Dorries said she had known Stanley Johnson for 15 years and described him as a gentleman. She rejected Nokes’s claim that he had “smacked her on the backside” at the Conservative party conference in 2003. “I don’t believe it happened,” she said in an interview with the Daily Mail. “It never happened to me. Perhaps there is something wrong with me.”
Nokes, chair of the Commons Women and Equalities Committee, said she was disappointed at the comments and hoped they did not deter others from reporting sexual harassment.
She told the Press Association: “I am very sorry the secretary of state has used her considerable influence and power in the media to denounce me in this way. I very much hope her attitude does not deter other women from being brave enough to report their experiences of public sexual harassment.”
A source close to the culture secretary tried to defuse her comments. “Nadine knows she should have been clearer in her answer. Having known Stanley for so long she found it hard to believe he had been inappropriate,” they said.
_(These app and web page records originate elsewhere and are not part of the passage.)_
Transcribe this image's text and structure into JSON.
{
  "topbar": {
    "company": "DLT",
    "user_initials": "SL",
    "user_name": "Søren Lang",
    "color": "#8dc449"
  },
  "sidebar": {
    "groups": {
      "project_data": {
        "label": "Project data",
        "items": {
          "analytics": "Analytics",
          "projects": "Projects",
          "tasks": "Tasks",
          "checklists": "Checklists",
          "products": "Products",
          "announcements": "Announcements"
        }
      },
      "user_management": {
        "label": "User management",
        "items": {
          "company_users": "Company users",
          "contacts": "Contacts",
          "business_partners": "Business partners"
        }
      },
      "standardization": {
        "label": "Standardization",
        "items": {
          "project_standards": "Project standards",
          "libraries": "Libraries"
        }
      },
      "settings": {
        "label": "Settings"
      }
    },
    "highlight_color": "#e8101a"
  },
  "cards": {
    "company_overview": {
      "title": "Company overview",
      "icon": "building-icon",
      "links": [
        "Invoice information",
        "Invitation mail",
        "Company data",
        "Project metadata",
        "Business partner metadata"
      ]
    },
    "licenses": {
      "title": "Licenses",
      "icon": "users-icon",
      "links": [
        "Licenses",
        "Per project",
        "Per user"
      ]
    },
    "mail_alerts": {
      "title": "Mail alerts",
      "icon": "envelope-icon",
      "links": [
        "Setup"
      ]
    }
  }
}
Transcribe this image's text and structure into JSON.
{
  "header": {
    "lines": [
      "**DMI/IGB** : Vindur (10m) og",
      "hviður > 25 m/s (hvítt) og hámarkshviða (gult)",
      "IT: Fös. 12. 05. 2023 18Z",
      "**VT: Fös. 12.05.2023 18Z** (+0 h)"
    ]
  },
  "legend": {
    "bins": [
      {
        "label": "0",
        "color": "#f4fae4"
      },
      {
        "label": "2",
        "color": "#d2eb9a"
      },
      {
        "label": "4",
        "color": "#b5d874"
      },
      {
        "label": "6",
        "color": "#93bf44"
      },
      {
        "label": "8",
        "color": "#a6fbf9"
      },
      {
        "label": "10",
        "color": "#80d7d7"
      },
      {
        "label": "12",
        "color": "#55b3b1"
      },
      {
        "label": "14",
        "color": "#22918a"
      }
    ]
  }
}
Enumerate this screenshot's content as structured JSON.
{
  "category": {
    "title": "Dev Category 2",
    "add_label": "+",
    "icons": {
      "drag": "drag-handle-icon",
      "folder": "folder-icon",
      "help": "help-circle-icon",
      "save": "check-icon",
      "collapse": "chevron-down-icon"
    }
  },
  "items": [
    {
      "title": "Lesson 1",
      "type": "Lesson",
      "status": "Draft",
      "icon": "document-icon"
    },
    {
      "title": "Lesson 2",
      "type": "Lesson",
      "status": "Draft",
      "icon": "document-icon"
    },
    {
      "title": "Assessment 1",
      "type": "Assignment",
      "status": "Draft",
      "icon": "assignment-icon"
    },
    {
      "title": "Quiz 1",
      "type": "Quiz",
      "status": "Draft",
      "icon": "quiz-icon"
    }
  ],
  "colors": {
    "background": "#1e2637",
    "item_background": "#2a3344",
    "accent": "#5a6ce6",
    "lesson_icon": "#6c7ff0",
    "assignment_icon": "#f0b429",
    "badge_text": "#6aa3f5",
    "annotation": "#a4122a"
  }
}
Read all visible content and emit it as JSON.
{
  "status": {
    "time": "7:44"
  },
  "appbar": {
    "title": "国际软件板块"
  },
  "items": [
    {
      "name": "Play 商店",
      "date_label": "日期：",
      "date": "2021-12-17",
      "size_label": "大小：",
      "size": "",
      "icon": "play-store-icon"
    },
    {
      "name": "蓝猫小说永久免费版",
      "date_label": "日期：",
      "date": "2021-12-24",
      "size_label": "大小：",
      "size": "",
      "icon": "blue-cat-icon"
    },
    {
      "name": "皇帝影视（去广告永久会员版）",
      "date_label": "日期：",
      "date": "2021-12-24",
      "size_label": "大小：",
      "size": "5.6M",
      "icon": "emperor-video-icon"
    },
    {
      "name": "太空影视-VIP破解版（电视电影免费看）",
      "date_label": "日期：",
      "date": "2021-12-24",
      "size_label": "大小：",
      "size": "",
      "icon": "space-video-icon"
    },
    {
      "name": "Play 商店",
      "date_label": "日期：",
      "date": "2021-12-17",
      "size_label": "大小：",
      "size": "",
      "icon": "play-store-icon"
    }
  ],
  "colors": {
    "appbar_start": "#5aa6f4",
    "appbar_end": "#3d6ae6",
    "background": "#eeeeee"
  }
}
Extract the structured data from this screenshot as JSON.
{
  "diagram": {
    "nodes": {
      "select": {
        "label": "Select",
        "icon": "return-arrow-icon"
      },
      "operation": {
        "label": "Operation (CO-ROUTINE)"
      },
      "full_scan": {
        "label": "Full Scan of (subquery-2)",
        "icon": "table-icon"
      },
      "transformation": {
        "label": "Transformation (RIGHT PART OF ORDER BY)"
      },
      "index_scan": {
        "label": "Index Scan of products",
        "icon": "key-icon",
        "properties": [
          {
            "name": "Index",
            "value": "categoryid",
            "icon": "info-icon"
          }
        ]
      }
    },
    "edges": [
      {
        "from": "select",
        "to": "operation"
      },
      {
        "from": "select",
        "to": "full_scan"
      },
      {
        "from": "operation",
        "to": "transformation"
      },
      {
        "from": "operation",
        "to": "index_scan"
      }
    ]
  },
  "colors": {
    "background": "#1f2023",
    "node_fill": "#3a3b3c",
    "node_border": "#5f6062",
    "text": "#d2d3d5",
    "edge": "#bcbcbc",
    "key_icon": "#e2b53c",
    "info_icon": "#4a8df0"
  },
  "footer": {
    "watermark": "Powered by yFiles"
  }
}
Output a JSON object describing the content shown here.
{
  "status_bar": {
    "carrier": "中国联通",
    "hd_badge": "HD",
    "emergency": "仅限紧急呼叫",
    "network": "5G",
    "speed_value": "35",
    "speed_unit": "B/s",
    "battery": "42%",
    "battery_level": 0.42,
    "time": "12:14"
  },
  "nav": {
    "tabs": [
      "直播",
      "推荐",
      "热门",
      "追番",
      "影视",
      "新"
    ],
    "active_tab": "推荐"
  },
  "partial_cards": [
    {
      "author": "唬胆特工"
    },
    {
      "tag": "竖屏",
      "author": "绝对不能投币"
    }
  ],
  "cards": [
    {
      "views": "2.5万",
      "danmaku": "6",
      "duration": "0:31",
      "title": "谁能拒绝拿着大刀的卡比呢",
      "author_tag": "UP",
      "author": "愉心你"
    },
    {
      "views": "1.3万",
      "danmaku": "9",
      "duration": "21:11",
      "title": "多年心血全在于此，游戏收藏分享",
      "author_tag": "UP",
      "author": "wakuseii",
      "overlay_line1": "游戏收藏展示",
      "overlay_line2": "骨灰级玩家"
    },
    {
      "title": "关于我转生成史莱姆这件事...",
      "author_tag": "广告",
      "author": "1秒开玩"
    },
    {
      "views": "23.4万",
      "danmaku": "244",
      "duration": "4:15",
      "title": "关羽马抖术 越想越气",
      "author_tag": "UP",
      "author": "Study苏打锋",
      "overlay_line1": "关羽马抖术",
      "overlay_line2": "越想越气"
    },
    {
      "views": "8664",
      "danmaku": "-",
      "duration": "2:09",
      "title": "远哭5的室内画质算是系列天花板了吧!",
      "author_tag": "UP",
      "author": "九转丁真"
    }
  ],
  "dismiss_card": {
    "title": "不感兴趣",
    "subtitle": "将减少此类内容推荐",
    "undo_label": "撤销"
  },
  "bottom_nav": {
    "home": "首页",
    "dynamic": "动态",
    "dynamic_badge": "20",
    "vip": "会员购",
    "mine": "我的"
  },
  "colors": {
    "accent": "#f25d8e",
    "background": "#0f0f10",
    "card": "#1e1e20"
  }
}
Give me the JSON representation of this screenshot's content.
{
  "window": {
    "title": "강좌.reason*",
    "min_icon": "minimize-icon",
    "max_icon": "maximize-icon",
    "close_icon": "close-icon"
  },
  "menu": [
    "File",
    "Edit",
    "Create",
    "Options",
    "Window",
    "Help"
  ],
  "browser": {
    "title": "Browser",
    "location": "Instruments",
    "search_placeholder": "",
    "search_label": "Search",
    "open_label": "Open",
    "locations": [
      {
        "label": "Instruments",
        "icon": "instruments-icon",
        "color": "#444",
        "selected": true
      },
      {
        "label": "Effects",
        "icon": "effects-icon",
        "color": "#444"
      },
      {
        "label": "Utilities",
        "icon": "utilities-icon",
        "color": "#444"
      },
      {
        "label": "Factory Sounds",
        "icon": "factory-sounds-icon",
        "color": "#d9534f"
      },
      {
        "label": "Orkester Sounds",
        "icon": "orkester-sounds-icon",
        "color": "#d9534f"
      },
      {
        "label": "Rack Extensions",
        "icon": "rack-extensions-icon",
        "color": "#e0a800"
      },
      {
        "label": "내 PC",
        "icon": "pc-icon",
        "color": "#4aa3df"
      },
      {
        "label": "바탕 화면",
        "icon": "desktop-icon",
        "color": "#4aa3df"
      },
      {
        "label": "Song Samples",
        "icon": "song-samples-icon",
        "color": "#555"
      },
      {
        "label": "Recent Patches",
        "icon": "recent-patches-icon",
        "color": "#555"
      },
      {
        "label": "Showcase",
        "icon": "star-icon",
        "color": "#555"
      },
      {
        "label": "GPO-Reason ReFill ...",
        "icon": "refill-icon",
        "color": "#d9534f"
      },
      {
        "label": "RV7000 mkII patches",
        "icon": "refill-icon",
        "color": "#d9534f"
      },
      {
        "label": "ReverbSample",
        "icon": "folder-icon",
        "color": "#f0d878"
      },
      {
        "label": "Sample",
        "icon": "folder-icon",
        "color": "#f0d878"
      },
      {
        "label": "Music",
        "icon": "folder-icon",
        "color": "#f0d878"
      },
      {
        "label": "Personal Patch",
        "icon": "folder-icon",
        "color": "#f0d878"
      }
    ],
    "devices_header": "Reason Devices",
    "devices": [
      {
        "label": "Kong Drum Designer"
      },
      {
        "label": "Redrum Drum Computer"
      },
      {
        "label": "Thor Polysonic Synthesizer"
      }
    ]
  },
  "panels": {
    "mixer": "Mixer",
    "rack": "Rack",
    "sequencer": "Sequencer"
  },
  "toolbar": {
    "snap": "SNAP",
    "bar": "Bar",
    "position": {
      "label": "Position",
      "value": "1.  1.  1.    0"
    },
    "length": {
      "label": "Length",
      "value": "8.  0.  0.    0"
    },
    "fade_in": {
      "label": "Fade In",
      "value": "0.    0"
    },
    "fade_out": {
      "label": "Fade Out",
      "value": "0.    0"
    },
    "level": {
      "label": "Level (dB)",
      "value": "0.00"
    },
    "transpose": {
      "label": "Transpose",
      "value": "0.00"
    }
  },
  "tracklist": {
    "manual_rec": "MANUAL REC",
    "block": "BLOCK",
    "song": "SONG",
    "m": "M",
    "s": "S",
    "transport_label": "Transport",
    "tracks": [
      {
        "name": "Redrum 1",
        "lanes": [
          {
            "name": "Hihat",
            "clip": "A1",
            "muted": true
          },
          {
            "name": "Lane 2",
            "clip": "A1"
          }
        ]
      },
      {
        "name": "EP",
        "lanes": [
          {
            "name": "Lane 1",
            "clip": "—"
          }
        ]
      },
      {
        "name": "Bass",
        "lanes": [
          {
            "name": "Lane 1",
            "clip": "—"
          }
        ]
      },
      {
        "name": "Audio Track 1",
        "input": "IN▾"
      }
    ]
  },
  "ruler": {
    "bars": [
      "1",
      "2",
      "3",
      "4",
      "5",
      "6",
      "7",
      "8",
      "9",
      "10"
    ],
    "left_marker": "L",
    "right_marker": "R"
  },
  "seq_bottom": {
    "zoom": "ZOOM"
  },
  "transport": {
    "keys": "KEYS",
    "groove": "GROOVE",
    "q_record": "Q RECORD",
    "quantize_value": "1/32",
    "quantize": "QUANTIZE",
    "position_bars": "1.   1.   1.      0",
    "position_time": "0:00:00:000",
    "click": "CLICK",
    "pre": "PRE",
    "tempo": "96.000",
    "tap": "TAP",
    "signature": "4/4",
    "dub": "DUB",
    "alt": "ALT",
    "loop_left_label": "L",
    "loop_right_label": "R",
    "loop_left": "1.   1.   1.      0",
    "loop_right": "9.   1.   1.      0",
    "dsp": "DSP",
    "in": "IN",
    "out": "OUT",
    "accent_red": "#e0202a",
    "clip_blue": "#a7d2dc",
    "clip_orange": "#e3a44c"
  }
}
“But she is crystal clear that those who experience sexual harassment should always be able to speak up and always be heard. She was not looking to denounce Caroline and regrets if that is how her comment has been received.”
The government said in its response to a consultation on sexual harassment in the workplace in July that there was “a real, worrying problem with sexual harassment at work, as well as in other settings”. It said more women were “empowered to share their experiences”.
Nokes, the MP for Romsey and Southampton North, claimed in an interview with Sky News earlier that month that Stanley Johnson had smacked her bottom and said, "Oh, Romsey, you’ve got a lovely seat.” Johnson, 81, has said he has no recollection of the alleged incident.
Nokes has said there has been a mixed reaction after she spoke out. She said there had been “amazing support” from constituents and women around Westminster, but she had “been sent to Coventry by some”.
Ailbhe Rea, a political correspondent for the New Statesman, claimed after the MP’s interview that Mr Johnson had groped her and “leered” at her at a Conservative party conference in 2019.
She wrote in the magazine: “I didn’t want Nokes to be alone in calling out something I knew hadn’t only happened to her.”
Jess Phillips, the shadow minister for domestic violence and safeguarding, who appeared on the Sky News discussion where Nokes first detailed the allegation, said it was a “common mistake” for people to think individuals they like cannot perpetrate sexual harassment or violence.
“It’s the thing that silences victims. It reminds them to shut up about their experiences," lei disse.
“I’ve got to say I expected better from Nadine. I’m not surprised, though – it’s the most common response, to disbelieve. I’m not entirely sure why she thinks Caroline would lie. Where’s the benefit?"
Labour has called on the Conservative party to investigate the allegations against Johnson, but it has not said whether a probe will be launched.